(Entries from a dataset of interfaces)
▬▬▬
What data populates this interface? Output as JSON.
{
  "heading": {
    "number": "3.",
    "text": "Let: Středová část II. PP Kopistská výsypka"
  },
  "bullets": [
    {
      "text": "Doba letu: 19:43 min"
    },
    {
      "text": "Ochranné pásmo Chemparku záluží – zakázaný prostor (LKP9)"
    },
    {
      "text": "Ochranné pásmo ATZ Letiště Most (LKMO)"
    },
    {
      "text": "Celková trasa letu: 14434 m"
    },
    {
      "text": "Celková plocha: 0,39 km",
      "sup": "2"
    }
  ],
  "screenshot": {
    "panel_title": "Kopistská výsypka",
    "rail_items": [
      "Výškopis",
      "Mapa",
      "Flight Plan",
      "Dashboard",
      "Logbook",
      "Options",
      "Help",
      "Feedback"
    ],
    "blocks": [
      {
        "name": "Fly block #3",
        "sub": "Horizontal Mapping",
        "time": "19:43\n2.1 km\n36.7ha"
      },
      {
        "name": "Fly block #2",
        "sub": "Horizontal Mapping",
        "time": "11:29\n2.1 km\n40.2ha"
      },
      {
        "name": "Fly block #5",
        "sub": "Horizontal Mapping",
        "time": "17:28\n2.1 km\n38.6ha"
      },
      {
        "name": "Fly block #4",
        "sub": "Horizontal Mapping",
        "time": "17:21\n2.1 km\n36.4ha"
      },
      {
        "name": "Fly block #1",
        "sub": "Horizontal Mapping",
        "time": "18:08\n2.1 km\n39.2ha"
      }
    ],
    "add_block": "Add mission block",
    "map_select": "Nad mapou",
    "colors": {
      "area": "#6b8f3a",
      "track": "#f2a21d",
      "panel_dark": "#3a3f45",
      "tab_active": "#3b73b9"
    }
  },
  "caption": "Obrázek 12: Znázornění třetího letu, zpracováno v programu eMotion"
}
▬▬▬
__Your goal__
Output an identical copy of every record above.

__Answer to the problem__
What data populates this interface? Output as JSON.
{
  "heading": {
    "number": "3.",
    "text": "Let: Středová část II. PP Kopistská výsypka"
  },
  "bullets": [
    {
      "text": "Doba letu: 19:43 min"
    },
    {
      "text": "Ochranné pásmo Chemparku záluží – zakázaný prostor (LKP9)"
    },
    {
      "text": "Ochranné pásmo ATZ Letiště Most (LKMO)"
    },
    {
      "text": "Celková trasa letu: 14434 m"
    },
    {
      "text": "Celková plocha: 0,39 km",
      "sup": "2"
    }
  ],
  "screenshot": {
    "panel_title": "Kopistská výsypka",
    "rail_items": [
      "Výškopis",
      "Mapa",
      "Flight Plan",
      "Dashboard",
      "Logbook",
      "Options",
      "Help",
      "Feedback"
    ],
    "blocks": [
      {
        "name": "Fly block #3",
        "sub": "Horizontal Mapping",
        "time": "19:43\n2.1 km\n36.7ha"
      },
      {
        "name": "Fly block #2",
        "sub": "Horizontal Mapping",
        "time": "11:29\n2.1 km\n40.2ha"
      },
      {
        "name": "Fly block #5",
        "sub": "Horizontal Mapping",
        "time": "17:28\n2.1 km\n38.6ha"
      },
      {
        "name": "Fly block #4",
        "sub": "Horizontal Mapping",
        "time": "17:21\n2.1 km\n36.4ha"
      },
      {
        "name": "Fly block #1",
        "sub": "Horizontal Mapping",
        "time": "18:08\n2.1 km\n39.2ha"
      }
    ],
    "add_block": "Add mission block",
    "map_select": "Nad mapou",
    "colors": {
      "area": "#6b8f3a",
      "track": "#f2a21d",
      "panel_dark": "#3a3f45",
      "tab_active": "#3b73b9"
    }
  },
  "caption": "Obrázek 12: Znázornění třetího letu, zpracováno v programu eMotion"
}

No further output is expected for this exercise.